The grants make up part of the EU's average annual spend in the UK which is £5 billion. But in comparison the UK had been investing an average of £15 billion into the trade and political union every year.

Within Portsmouth the largest portion of EU money was revealed to be spent at the University of Portsmouth, accounting for £11m of the £13m given to the city.

A spokesperson for the university said:  'The largest portion of the £11m cited has come from tuition fees.

'UK universities, along with the majority of universities across the EU, have been awarded EU funding for research.

'It is too soon to be able to say what the Brexit negotiations might mean for students and funding from the EU, but the University of Portsmouth is confident that whatever the outcome, its judicial investments and planning will safeguard continuing world-class research and a thriving and vibrant university culture.'

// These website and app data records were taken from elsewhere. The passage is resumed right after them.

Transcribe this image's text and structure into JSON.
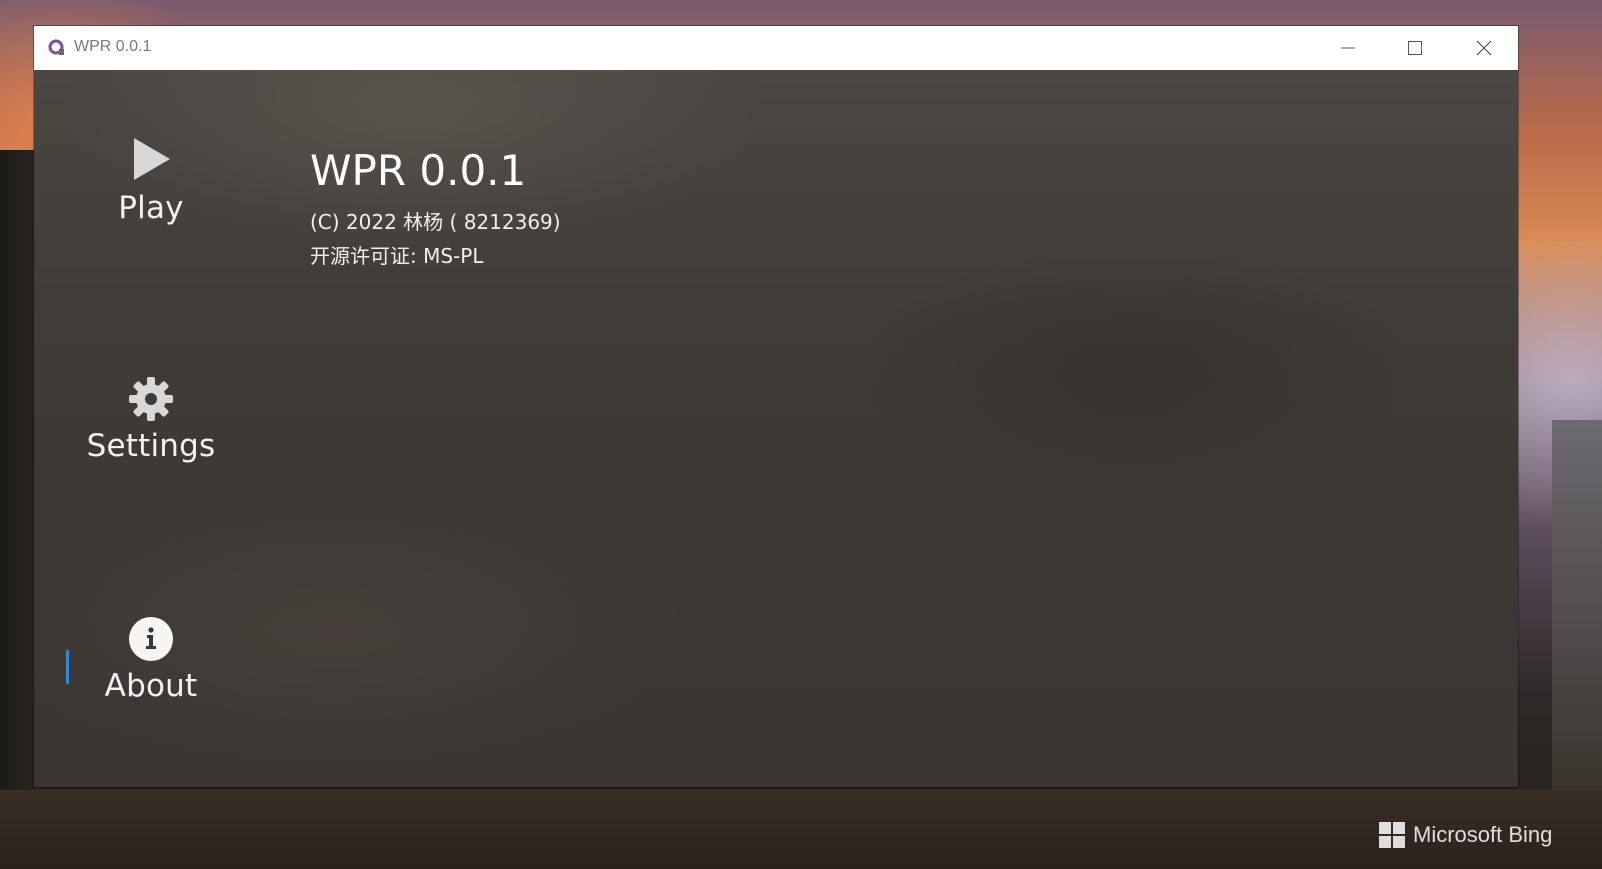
{
  "window": {
    "title": "WPR 0.0.1"
  },
  "nav": {
    "items": [
      {
        "label": "Play",
        "icon": "play-icon"
      },
      {
        "label": "Settings",
        "icon": "gear-icon"
      },
      {
        "label": "About",
        "icon": "info-icon",
        "selected": true
      }
    ]
  },
  "about": {
    "title": "WPR 0.0.1",
    "copyright": "(C) 2022 林杨 ( 8212369)",
    "license": "开源许可证: MS-PL"
  },
  "desktop": {
    "watermark": "Microsoft Bing"
  },
  "colors": {
    "accent": "#2f8ae0",
    "background": "#3c3834",
    "text": "#ffffff"
  }
}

Around £1.1m of funds was attributed to Portsmouth City Council although when broken down it was shown that these went through the council to support outside research programmes focusing on marine science as well as improving transport links.

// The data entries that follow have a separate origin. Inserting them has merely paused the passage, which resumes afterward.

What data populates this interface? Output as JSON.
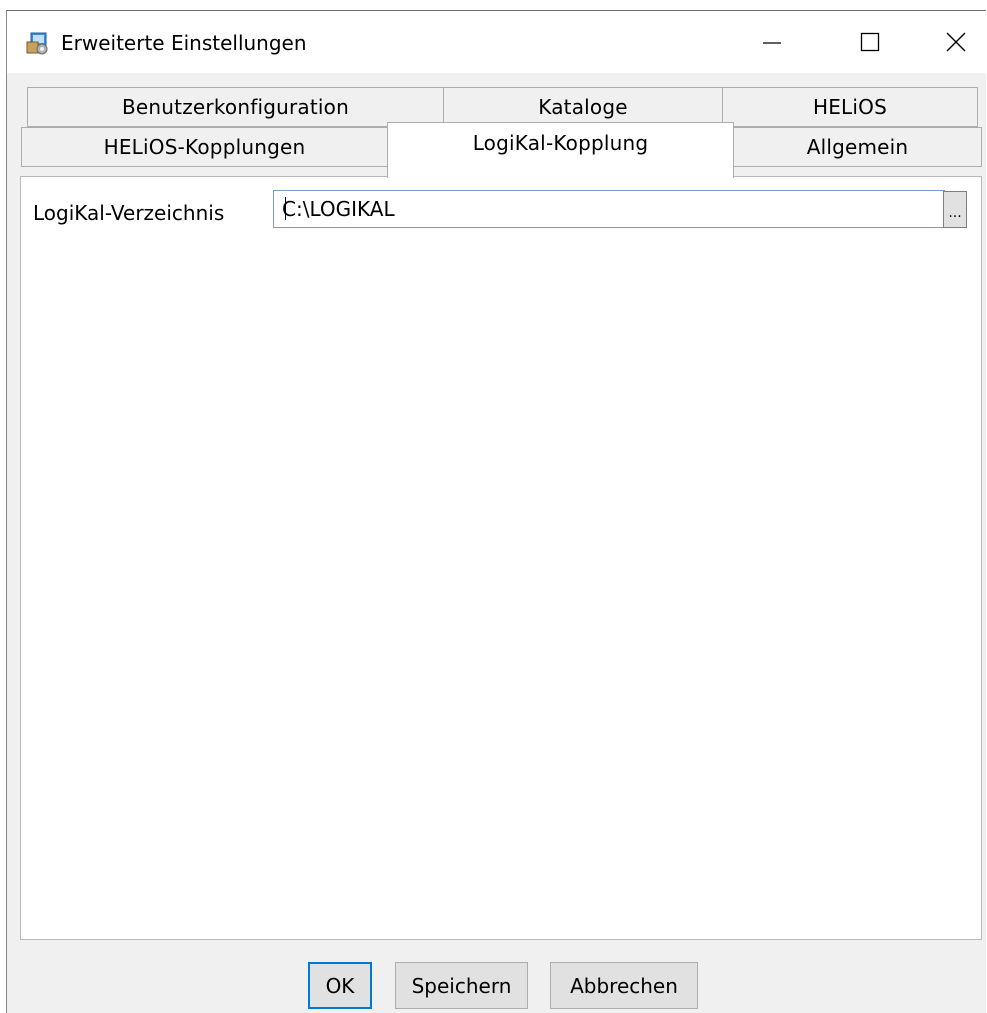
{
  "window": {
    "title": "Erweiterte Einstellungen",
    "icon": "app-settings-icon"
  },
  "titlebar_buttons": {
    "minimize_icon": "minimize-icon",
    "maximize_icon": "maximize-icon",
    "close_icon": "close-icon"
  },
  "tabs": {
    "row_back": [
      {
        "label": "Benutzerkonfiguration"
      },
      {
        "label": "Kataloge"
      },
      {
        "label": "HELiOS"
      }
    ],
    "row_front": [
      {
        "label": "HELiOS-Kopplungen"
      },
      {
        "label": "LogiKal-Kopplung"
      },
      {
        "label": "Allgemein"
      }
    ],
    "active": "LogiKal-Kopplung"
  },
  "panel": {
    "field_label": "LogiKal-Verzeichnis",
    "path_value": "C:\\LOGIKAL",
    "browse_label": "..."
  },
  "buttons": {
    "ok": "OK",
    "save": "Speichern",
    "cancel": "Abbrechen"
  },
  "colors": {
    "focus_border": "#0078d7",
    "input_border": "#7a9cc7"
  }
}
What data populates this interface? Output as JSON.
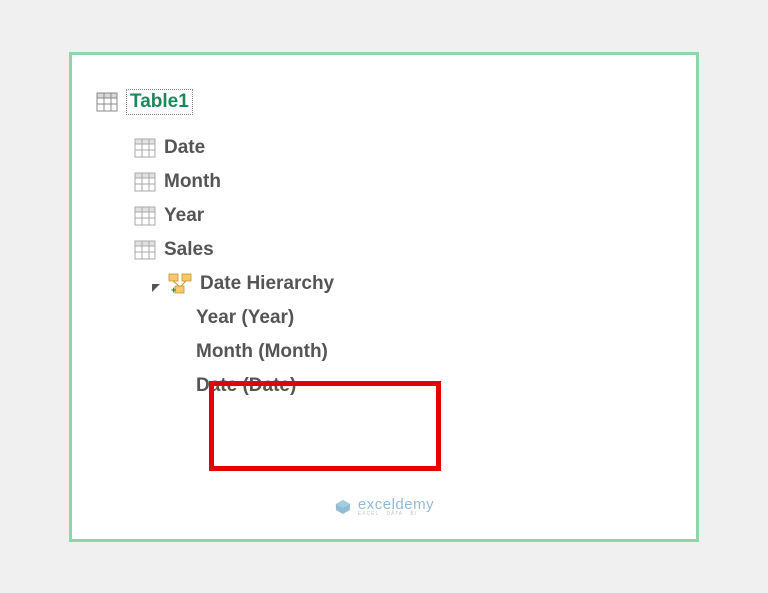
{
  "tree": {
    "root": "Table1",
    "columns": {
      "col1": "Date",
      "col2": "Month",
      "col3": "Year",
      "col4": "Sales"
    },
    "hierarchy": {
      "name": "Date Hierarchy",
      "levels": {
        "level1": "Year (Year)",
        "level2": "Month (Month)",
        "level3": "Date (Date)"
      }
    }
  },
  "watermark": {
    "main": "exceldemy",
    "sub": "EXCEL · DATA · BI"
  }
}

A spokesperson for the council said: 'The funding mentioned has not been for Portsmouth City Council however, the authority welcomes any funding which supports regeneration and the regional economic plan.'

Fareham was benefitted from the biggest lump of EU cash - £133,992,400 in total. Most of this, £132.5m, has been given to the NATS air traffic control centre in Whiteley.

A spokesperson from NATS explained the company's link with the EU. They said: 'The Single European Sky project is designed to improve the efficiency of air travel across Europe. As part of that, the European Commission awards funding to various air traffic service providers, including NATS, to lead and deliver elements of that work.

'NATS remains committed to playing a full role in the Single European Sky project whatever the outcome of the current Brexit negotiations.

'Our continued participation is the right thing to do for our customers, the flying public and the wider economy.'

Fareham Borough Council leader, Cllr Sean Woodward, added: 'I have no doubt that Fareham has in some respects benefited from investment made by the EU.

'It is important however to bear in mind that the EU decisions on spending are not made in the UK therefore the spend, of our money, does not always reflect this country's priorities. 

'I have no doubt that after we exit the EU there will still be very significant investments but they will accord with UK, not EU priorities.'

To find out more about how much the EU has invested in your area visit


'˜We won't let Brexit drag us down'


Portsmouth South MP wants to avoid a '˜Brexit black-hole'

Labour MPs have been in talks over what Brexit could mean for Portsmouth.

Portsmouth South representative and councillor Stephen Morgan (pictured, right,) met with shadow Brexit secretary Keir Starmer, (pictured left,) recently in a bid to secure European investment for the city in

the future.

Mr Morgan said: 'Our city has benefitted greatly from EU membership in terms of direct investment over the years. The EU has put money into Portsmouth when our own Tory government has failed to. It's vital that we avoid a Brexit black-hole in our cultural and educational assets.

'˜I brought down from parliament the shadow Brexit Secretary, Keir Starmer MP, and held discussions with a number of local businesses and organisations to hear concerns in our city over a '˜no-deal' scenario. The Tories appear willing to jettison significant European investment in our city for the sake of appeasing Boris' band of

hard-Brexiteers and without any detail on plans to replace it.

'I will continue to meet with local groups and organisations to hear views and ensure the prime minister doesn't drag Portsmouth off a Brexit cliff edge.'


EU funding by numbers


EU funding:


Remain: 41.9%

Leave: 58.1%

Turnout: 70.4%

Valid votes: 98,720



EU funding:


Remain: 44.9%

Leave: 55%

Turnout: 79.6%

Valid votes: 71,735



EU funding:


Remain: 36.1%

Leave: 63.8%

Turnout: 73.6%

Valid votes: 46,127



EU funding:


Remain: 37.6%

Leave: 62.3%

Turnout: 74.2%

Valid votes: 70,629


EU funding for Portsmouth, Fareham, Gosport and Havant combined:  £154,977,908


Votes in total across the UK: